Keep every line of the data below that has the string "sender" and present those lines.

--*--

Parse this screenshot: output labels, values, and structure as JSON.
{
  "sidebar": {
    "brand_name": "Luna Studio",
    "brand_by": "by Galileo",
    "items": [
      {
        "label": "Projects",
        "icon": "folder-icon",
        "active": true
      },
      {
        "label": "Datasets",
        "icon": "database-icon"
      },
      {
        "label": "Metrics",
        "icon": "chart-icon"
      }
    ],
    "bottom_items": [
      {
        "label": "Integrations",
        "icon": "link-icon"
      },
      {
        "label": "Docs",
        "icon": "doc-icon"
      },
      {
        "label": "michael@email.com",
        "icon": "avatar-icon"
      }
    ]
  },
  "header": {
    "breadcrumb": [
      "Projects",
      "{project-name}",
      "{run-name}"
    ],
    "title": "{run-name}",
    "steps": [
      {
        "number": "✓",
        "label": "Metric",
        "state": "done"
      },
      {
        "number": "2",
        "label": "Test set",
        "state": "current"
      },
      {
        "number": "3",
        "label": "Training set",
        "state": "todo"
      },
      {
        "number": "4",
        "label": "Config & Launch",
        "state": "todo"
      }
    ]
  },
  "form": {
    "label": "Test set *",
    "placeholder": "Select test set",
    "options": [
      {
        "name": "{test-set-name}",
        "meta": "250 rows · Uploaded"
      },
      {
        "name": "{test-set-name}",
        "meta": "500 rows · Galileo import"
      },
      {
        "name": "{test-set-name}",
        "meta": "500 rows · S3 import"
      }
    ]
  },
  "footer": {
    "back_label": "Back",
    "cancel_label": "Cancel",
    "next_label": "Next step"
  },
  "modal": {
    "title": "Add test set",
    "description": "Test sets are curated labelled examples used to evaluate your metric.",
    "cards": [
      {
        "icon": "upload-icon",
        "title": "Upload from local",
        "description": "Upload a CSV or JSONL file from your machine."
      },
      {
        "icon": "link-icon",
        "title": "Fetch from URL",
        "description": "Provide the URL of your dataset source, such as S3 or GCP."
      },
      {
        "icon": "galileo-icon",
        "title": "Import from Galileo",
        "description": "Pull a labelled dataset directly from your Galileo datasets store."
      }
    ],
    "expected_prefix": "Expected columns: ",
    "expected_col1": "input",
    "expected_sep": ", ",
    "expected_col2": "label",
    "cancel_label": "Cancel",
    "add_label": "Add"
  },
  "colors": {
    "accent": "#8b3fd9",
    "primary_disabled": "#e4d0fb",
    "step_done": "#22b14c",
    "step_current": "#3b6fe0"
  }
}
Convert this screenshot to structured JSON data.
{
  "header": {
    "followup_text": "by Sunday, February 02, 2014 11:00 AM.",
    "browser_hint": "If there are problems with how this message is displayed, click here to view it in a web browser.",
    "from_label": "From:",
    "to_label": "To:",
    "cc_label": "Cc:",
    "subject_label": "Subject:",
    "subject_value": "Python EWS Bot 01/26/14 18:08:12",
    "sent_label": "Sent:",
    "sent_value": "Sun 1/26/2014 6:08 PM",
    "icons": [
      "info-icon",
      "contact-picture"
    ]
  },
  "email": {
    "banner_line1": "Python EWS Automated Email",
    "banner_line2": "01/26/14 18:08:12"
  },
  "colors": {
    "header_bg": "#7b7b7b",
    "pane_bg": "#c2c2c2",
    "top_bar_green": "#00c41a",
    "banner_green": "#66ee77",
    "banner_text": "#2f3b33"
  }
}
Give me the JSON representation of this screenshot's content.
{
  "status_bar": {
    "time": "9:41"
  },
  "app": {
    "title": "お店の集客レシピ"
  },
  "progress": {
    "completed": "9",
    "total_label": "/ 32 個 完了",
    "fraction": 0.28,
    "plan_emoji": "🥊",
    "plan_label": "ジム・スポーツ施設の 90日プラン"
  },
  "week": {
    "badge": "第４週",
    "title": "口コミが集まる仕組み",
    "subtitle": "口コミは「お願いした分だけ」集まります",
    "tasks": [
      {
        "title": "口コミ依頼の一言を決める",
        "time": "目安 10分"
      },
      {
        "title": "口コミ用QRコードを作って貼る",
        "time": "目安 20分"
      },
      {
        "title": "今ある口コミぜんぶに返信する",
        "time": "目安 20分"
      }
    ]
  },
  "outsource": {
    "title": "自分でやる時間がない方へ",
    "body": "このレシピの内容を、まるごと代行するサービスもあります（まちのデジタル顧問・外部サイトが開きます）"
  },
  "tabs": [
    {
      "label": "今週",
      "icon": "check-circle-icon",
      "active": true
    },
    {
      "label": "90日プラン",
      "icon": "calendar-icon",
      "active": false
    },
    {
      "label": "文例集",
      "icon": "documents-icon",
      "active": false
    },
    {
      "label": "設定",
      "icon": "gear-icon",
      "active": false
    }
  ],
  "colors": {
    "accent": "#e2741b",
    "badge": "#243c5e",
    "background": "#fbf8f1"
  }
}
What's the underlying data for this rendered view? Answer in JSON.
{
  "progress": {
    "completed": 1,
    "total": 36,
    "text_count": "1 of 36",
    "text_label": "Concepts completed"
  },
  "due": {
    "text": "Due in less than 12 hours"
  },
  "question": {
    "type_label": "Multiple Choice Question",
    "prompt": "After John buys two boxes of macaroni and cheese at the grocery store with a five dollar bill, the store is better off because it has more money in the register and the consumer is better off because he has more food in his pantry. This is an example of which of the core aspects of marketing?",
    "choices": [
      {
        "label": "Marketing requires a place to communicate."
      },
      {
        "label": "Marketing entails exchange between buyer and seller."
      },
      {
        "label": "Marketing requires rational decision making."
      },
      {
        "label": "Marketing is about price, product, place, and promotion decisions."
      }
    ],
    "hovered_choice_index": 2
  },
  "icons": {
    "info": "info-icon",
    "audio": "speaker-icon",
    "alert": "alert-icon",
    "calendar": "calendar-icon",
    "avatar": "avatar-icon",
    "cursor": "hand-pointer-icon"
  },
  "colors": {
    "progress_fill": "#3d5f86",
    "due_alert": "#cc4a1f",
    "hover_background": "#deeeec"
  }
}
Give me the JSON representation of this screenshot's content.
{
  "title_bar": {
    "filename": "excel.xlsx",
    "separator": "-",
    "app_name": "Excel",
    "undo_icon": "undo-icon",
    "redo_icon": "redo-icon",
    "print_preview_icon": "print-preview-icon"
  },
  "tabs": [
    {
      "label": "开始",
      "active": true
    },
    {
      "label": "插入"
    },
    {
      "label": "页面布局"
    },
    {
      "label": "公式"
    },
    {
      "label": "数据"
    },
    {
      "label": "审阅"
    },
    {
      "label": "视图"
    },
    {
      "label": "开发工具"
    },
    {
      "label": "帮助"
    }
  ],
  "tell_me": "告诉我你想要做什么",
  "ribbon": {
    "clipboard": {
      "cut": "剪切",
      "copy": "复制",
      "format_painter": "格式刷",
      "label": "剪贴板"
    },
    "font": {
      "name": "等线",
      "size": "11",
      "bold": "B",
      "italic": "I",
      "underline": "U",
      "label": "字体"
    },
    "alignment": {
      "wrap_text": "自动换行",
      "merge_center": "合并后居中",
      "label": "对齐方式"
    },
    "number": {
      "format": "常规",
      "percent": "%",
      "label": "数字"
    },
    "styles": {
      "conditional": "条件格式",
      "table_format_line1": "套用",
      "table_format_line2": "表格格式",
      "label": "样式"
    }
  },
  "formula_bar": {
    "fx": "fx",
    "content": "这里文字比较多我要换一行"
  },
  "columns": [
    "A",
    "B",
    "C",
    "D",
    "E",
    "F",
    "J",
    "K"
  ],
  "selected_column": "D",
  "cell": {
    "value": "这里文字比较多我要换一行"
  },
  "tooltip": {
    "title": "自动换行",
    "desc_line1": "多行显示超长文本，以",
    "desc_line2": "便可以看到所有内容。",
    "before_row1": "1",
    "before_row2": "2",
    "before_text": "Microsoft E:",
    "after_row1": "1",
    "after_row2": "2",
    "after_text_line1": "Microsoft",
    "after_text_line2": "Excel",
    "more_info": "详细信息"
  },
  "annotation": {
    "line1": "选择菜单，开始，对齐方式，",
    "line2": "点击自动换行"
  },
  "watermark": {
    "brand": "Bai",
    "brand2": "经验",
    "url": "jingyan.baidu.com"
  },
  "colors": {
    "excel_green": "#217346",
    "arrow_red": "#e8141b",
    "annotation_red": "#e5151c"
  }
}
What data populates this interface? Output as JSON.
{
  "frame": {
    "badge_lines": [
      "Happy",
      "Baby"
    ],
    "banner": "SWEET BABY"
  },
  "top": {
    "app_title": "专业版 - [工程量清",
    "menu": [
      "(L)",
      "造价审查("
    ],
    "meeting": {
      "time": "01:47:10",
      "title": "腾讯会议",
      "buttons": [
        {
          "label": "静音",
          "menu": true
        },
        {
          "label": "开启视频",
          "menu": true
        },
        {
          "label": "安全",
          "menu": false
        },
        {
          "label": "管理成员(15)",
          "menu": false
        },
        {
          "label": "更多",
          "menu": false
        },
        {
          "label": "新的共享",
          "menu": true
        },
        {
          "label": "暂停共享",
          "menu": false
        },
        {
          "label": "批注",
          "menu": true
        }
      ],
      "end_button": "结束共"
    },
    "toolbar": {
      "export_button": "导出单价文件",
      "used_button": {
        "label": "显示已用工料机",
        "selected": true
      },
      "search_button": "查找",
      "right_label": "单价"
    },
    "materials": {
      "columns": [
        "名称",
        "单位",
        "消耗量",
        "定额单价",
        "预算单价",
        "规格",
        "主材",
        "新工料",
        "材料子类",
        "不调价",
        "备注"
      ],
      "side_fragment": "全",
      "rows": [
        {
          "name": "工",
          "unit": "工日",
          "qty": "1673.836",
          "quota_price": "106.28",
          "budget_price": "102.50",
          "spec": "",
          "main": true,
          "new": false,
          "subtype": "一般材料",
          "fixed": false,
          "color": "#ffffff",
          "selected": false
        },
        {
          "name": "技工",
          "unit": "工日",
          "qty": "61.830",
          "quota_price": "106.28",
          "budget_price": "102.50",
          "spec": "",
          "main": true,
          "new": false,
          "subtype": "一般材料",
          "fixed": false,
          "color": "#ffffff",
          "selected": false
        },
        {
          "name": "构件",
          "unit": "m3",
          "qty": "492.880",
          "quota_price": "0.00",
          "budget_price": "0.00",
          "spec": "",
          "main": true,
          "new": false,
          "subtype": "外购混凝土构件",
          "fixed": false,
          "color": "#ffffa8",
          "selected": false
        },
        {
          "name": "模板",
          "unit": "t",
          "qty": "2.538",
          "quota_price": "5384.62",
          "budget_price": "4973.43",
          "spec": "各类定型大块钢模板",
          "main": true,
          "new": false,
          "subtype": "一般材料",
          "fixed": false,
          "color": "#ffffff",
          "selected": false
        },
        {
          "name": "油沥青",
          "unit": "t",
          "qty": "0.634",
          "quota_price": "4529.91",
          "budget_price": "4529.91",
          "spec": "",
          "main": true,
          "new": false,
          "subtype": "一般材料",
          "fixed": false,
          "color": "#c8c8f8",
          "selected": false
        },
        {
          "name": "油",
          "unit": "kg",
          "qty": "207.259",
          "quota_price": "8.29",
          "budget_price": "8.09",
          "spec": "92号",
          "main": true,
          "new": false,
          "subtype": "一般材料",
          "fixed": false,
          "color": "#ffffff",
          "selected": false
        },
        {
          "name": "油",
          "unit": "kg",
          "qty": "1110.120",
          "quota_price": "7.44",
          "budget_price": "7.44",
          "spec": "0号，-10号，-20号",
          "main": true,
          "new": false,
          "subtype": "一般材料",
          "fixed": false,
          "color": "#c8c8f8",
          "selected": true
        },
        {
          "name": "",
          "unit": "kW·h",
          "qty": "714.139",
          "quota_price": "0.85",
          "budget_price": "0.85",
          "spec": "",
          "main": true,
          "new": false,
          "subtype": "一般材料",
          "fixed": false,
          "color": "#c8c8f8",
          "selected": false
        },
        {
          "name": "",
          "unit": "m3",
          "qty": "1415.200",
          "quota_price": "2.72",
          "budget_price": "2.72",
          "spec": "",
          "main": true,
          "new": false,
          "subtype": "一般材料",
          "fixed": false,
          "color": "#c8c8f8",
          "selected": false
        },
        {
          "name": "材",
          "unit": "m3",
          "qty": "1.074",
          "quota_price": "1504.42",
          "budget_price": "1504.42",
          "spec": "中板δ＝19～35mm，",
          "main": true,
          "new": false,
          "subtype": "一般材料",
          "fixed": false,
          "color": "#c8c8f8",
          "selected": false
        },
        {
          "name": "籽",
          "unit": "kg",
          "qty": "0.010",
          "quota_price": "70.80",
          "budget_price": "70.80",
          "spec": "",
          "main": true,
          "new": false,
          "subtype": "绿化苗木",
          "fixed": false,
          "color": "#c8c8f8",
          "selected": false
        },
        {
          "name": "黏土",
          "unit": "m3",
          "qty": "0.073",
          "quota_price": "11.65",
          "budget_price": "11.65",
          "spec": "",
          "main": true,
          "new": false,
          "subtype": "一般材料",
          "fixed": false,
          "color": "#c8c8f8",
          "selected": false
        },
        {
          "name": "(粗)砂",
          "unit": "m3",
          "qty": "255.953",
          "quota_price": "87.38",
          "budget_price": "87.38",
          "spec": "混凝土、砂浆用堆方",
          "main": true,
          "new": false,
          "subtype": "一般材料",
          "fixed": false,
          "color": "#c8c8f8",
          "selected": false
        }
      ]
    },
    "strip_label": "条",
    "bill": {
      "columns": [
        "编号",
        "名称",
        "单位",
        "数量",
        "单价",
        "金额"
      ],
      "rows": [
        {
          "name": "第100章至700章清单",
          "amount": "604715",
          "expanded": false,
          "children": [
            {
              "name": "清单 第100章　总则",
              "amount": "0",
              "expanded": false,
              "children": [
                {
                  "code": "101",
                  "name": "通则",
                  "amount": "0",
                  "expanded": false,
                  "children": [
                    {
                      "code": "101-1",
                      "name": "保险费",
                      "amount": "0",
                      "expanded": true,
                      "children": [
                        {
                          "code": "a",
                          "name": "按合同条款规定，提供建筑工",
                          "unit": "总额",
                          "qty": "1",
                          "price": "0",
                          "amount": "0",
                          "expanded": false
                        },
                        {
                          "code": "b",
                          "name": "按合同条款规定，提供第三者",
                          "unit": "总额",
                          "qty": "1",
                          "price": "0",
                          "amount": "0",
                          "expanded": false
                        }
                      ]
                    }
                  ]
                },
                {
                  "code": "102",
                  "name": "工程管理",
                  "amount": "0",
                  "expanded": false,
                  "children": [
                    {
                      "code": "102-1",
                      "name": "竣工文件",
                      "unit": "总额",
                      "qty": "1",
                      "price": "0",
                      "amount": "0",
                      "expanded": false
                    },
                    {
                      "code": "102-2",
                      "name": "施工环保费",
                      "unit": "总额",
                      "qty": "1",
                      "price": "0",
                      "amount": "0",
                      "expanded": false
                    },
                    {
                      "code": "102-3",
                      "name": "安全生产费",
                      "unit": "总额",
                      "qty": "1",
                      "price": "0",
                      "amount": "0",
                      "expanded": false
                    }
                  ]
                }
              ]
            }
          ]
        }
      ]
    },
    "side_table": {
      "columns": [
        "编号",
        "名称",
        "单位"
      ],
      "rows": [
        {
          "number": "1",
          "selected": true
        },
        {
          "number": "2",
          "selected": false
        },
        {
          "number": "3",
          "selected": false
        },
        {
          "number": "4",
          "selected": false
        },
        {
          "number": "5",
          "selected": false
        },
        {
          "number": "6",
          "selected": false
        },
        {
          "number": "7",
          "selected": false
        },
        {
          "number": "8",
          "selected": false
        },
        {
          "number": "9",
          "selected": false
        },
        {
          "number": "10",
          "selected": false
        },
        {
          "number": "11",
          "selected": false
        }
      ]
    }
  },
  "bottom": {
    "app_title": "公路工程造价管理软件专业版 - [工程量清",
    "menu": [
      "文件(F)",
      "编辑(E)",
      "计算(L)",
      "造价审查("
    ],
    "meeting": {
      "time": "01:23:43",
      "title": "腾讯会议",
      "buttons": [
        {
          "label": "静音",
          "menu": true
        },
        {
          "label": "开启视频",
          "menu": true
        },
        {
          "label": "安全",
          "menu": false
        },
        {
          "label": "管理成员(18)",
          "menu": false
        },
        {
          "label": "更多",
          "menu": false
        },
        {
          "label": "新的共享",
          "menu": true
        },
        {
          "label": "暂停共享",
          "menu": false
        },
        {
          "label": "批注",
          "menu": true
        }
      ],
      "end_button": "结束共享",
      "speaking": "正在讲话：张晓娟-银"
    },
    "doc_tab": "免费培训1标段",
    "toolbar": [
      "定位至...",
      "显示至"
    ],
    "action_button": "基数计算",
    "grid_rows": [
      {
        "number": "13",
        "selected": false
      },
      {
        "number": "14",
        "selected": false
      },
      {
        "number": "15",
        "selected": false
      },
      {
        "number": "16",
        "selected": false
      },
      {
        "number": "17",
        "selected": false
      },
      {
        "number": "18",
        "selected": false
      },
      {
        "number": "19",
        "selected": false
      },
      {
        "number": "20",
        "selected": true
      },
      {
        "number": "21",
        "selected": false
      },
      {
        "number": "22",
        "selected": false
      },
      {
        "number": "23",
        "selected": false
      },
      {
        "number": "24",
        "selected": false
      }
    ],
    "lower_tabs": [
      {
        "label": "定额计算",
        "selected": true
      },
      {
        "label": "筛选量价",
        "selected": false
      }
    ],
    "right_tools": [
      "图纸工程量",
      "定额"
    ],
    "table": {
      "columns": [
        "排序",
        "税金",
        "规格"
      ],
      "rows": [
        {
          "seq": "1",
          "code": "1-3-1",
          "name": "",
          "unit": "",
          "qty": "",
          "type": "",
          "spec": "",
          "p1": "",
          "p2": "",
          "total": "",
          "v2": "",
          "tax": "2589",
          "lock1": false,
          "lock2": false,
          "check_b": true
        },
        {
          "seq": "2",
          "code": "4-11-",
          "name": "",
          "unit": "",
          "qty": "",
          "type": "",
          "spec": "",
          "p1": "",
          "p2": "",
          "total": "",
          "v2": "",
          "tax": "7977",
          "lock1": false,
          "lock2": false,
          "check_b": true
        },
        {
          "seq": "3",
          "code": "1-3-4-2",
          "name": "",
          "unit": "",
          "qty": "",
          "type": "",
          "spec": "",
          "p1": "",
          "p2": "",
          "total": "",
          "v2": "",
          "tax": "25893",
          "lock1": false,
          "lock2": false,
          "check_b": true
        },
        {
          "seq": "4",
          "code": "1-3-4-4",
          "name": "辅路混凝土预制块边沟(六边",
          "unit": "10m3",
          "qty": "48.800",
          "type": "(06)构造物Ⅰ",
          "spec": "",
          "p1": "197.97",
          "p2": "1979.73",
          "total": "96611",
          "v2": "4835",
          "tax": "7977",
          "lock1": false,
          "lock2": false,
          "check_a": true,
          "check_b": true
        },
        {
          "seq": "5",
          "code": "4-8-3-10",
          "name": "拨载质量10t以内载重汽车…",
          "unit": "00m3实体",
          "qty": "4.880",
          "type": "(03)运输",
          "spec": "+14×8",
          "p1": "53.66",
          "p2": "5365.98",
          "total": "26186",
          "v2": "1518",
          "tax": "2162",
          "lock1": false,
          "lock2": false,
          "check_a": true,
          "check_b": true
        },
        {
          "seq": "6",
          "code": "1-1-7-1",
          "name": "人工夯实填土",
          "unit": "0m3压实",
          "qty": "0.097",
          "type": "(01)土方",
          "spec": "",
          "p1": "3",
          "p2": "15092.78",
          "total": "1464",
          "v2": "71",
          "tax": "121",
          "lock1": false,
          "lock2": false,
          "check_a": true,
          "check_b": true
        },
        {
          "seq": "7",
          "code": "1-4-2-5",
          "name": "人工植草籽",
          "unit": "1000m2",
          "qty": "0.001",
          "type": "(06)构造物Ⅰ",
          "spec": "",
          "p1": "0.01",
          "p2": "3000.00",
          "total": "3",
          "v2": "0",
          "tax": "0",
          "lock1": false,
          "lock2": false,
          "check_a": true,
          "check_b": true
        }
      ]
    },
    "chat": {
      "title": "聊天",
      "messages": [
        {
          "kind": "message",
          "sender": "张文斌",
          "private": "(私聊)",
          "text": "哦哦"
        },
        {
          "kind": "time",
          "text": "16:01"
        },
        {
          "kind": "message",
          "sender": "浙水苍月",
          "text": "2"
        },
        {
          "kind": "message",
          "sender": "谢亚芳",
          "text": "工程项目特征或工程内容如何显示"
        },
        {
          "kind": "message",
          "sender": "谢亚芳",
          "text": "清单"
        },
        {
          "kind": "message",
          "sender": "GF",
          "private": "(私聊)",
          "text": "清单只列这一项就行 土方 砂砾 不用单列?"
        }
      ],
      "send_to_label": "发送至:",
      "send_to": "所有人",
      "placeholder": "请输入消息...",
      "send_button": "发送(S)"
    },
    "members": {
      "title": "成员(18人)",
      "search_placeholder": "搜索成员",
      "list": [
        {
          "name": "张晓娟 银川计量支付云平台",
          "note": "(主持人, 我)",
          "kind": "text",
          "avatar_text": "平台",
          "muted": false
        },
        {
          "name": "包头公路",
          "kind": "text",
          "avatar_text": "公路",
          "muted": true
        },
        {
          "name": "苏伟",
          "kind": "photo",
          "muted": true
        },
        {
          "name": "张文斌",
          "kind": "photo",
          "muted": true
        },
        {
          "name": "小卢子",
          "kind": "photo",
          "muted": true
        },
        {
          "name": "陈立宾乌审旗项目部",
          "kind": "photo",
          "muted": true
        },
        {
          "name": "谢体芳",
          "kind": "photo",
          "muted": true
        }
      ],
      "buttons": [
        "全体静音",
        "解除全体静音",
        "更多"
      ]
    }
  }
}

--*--

* **Answer to the problem**:
          "sender": "张文斌",
          "sender": "浙水苍月",
          "sender": "谢亚芳",
          "sender": "谢亚芳",
          "sender": "GF",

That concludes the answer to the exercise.